[Element data from apps and pages]
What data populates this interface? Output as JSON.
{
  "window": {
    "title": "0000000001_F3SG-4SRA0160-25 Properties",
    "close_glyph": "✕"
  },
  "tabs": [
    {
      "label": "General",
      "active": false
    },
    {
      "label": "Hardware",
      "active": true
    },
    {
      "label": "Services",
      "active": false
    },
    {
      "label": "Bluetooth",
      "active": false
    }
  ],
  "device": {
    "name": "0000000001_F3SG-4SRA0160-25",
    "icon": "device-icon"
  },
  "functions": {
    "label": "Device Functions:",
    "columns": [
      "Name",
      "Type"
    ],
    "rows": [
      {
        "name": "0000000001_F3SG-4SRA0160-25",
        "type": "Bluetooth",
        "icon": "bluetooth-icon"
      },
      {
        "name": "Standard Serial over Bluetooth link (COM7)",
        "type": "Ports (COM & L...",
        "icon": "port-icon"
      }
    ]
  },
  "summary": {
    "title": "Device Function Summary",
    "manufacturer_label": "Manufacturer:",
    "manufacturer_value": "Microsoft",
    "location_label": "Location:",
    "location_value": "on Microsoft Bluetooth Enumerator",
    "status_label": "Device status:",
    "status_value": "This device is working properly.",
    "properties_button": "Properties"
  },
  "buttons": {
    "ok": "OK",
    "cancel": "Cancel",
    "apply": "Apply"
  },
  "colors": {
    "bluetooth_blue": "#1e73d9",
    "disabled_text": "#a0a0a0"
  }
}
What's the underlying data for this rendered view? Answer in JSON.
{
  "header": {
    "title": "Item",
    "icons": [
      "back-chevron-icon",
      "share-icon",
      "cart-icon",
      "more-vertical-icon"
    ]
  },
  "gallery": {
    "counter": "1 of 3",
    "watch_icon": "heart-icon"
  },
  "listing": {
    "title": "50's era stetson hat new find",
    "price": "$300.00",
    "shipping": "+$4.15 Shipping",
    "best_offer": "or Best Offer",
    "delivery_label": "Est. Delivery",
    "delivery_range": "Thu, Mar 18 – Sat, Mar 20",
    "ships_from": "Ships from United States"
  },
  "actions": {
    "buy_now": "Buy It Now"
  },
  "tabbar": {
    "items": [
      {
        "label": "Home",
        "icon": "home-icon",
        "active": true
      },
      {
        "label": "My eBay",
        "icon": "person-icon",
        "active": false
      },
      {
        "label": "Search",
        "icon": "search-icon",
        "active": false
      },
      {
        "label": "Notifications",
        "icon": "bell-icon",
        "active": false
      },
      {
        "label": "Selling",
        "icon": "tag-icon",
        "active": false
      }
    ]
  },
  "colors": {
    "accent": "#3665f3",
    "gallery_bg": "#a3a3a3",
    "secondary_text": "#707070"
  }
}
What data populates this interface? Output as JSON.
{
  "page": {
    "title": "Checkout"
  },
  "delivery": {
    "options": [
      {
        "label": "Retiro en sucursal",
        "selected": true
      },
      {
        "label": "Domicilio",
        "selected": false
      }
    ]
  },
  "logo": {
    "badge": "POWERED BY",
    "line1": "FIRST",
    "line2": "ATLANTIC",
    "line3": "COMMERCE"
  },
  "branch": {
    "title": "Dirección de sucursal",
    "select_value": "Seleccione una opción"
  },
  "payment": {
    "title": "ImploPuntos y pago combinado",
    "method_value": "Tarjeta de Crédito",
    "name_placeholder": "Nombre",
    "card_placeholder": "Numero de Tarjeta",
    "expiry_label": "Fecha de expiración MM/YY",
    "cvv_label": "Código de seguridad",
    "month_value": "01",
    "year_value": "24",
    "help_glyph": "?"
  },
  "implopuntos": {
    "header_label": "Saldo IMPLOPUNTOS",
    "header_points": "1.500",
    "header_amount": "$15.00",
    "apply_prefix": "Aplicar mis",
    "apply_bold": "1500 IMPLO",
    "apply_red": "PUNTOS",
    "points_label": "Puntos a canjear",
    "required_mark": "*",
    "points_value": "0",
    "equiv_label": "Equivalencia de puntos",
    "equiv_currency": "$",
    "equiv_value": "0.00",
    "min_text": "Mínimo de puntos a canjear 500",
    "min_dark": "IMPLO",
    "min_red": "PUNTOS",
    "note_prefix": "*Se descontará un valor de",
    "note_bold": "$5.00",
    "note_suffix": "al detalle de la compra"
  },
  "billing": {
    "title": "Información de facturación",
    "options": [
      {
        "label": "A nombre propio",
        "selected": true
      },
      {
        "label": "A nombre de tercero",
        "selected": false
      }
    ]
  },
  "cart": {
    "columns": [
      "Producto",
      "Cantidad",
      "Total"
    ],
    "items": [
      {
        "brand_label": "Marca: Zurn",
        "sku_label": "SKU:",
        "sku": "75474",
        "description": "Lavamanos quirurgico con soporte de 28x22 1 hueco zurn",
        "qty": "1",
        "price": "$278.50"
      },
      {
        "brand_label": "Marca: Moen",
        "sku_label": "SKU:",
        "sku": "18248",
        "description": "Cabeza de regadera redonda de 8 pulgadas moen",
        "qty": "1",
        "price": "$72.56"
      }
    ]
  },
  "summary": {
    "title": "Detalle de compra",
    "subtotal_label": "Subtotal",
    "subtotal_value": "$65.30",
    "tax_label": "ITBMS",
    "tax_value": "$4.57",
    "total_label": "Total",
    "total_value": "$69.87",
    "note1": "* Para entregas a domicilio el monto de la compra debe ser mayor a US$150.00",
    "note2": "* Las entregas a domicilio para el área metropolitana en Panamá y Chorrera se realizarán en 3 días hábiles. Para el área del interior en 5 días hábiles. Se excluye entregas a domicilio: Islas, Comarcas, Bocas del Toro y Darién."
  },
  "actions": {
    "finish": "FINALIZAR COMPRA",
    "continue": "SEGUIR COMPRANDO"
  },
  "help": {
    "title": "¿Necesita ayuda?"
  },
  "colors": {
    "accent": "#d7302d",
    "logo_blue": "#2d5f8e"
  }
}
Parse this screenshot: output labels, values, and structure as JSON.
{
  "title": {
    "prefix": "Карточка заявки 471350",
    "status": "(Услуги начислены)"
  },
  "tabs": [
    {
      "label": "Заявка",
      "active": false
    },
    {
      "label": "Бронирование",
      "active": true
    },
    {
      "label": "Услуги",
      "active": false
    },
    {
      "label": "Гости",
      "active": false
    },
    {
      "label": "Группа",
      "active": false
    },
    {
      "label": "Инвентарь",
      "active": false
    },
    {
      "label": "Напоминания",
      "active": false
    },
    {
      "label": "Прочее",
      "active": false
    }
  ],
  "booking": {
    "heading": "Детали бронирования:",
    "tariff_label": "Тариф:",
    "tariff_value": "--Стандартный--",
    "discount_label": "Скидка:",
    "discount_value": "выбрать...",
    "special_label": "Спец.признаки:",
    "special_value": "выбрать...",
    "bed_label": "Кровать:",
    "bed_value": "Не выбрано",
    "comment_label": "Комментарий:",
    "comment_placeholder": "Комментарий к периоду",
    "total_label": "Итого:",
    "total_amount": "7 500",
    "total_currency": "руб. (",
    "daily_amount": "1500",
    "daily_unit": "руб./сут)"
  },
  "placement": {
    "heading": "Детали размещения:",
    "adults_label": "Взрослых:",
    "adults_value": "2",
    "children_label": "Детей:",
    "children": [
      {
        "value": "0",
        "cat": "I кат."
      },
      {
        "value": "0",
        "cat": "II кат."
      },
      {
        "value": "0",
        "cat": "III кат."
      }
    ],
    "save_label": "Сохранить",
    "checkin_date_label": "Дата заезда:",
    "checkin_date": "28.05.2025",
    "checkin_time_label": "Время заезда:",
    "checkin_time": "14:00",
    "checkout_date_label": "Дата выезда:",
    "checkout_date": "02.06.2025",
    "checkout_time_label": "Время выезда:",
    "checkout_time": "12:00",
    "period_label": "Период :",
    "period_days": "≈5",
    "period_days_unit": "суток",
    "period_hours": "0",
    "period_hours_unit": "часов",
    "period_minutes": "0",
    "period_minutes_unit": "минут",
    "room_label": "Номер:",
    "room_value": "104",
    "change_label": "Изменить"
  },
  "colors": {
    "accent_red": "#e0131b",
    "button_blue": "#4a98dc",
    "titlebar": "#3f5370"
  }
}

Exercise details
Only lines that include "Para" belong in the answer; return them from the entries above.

Exercise solution
    "note1": "* Para entregas a domicilio el monto de la compra debe ser mayor a US$150.00",
    "note2": "* Las entregas a domicilio para el área metropolitana en Panamá y Chorrera se realizarán en 3 días hábiles. Para el área del interior en 5 días hábiles. Se excluye entregas a domicilio: Islas, Comarcas, Bocas del Toro y Darién."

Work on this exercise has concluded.